Work task | A word-for-word retyping of the listing is the goal.

Materials provided |
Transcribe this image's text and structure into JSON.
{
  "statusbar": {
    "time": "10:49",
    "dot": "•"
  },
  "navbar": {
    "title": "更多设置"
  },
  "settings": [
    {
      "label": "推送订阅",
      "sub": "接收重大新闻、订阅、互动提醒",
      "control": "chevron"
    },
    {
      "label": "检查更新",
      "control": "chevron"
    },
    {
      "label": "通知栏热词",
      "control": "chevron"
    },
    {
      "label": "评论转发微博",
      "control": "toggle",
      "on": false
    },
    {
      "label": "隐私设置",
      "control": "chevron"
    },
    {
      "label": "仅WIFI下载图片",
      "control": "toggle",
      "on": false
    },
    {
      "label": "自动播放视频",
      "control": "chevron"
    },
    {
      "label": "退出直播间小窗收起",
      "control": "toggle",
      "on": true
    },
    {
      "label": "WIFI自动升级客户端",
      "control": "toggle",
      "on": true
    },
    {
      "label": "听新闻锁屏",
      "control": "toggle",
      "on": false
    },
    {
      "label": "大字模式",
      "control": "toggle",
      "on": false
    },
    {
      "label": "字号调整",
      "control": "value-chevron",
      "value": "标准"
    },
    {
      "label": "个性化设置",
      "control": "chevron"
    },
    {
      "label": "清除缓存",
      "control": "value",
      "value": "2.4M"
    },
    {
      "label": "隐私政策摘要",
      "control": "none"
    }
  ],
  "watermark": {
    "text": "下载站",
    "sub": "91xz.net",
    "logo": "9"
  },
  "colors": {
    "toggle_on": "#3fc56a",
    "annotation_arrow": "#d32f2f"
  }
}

Written solution |
Transcribe this image's text and structure into JSON.
{
  "statusbar": {
    "time": "10:49",
    "dot": "•"
  },
  "navbar": {
    "title": "更多设置"
  },
  "settings": [
    {
      "label": "推送订阅",
      "sub": "接收重大新闻、订阅、互动提醒",
      "control": "chevron"
    },
    {
      "label": "检查更新",
      "control": "chevron"
    },
    {
      "label": "通知栏热词",
      "control": "chevron"
    },
    {
      "label": "评论转发微博",
      "control": "toggle",
      "on": false
    },
    {
      "label": "隐私设置",
      "control": "chevron"
    },
    {
      "label": "仅WIFI下载图片",
      "control": "toggle",
      "on": false
    },
    {
      "label": "自动播放视频",
      "control": "chevron"
    },
    {
      "label": "退出直播间小窗收起",
      "control": "toggle",
      "on": true
    },
    {
      "label": "WIFI自动升级客户端",
      "control": "toggle",
      "on": true
    },
    {
      "label": "听新闻锁屏",
      "control": "toggle",
      "on": false
    },
    {
      "label": "大字模式",
      "control": "toggle",
      "on": false
    },
    {
      "label": "字号调整",
      "control": "value-chevron",
      "value": "标准"
    },
    {
      "label": "个性化设置",
      "control": "chevron"
    },
    {
      "label": "清除缓存",
      "control": "value",
      "value": "2.4M"
    },
    {
      "label": "隐私政策摘要",
      "control": "none"
    }
  ],
  "watermark": {
    "text": "下载站",
    "sub": "91xz.net",
    "logo": "9"
  },
  "colors": {
    "toggle_on": "#3fc56a",
    "annotation_arrow": "#d32f2f"
  }
}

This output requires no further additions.